══ DATA UNDER STUDY

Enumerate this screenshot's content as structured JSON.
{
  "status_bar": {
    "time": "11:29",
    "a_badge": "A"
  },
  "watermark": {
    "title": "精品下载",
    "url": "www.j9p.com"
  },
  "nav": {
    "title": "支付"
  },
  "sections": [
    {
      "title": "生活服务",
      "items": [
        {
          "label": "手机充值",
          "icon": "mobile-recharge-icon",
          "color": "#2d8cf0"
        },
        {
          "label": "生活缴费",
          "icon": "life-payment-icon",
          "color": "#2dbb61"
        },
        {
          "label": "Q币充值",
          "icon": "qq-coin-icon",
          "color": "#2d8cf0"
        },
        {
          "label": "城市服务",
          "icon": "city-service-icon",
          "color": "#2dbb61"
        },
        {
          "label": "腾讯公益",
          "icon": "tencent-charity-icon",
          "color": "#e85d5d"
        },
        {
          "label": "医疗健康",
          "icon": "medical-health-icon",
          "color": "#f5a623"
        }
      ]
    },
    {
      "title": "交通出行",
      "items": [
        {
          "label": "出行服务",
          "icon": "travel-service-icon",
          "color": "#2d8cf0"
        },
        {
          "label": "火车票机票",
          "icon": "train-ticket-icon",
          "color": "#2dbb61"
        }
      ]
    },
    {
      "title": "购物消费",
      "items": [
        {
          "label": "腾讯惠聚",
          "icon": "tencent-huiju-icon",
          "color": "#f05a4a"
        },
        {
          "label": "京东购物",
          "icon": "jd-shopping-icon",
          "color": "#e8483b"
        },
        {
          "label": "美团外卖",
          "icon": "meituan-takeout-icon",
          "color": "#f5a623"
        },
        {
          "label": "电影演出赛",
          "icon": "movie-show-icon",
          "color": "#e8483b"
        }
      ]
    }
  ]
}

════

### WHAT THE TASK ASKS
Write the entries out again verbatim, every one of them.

### WRITTEN REPLY
Enumerate this screenshot's content as structured JSON.
{
  "status_bar": {
    "time": "11:29",
    "a_badge": "A"
  },
  "watermark": {
    "title": "精品下载",
    "url": "www.j9p.com"
  },
  "nav": {
    "title": "支付"
  },
  "sections": [
    {
      "title": "生活服务",
      "items": [
        {
          "label": "手机充值",
          "icon": "mobile-recharge-icon",
          "color": "#2d8cf0"
        },
        {
          "label": "生活缴费",
          "icon": "life-payment-icon",
          "color": "#2dbb61"
        },
        {
          "label": "Q币充值",
          "icon": "qq-coin-icon",
          "color": "#2d8cf0"
        },
        {
          "label": "城市服务",
          "icon": "city-service-icon",
          "color": "#2dbb61"
        },
        {
          "label": "腾讯公益",
          "icon": "tencent-charity-icon",
          "color": "#e85d5d"
        },
        {
          "label": "医疗健康",
          "icon": "medical-health-icon",
          "color": "#f5a623"
        }
      ]
    },
    {
      "title": "交通出行",
      "items": [
        {
          "label": "出行服务",
          "icon": "travel-service-icon",
          "color": "#2d8cf0"
        },
        {
          "label": "火车票机票",
          "icon": "train-ticket-icon",
          "color": "#2dbb61"
        }
      ]
    },
    {
      "title": "购物消费",
      "items": [
        {
          "label": "腾讯惠聚",
          "icon": "tencent-huiju-icon",
          "color": "#f05a4a"
        },
        {
          "label": "京东购物",
          "icon": "jd-shopping-icon",
          "color": "#e8483b"
        },
        {
          "label": "美团外卖",
          "icon": "meituan-takeout-icon",
          "color": "#f5a623"
        },
        {
          "label": "电影演出赛",
          "icon": "movie-show-icon",
          "color": "#e8483b"
        }
      ]
    }
  ]
}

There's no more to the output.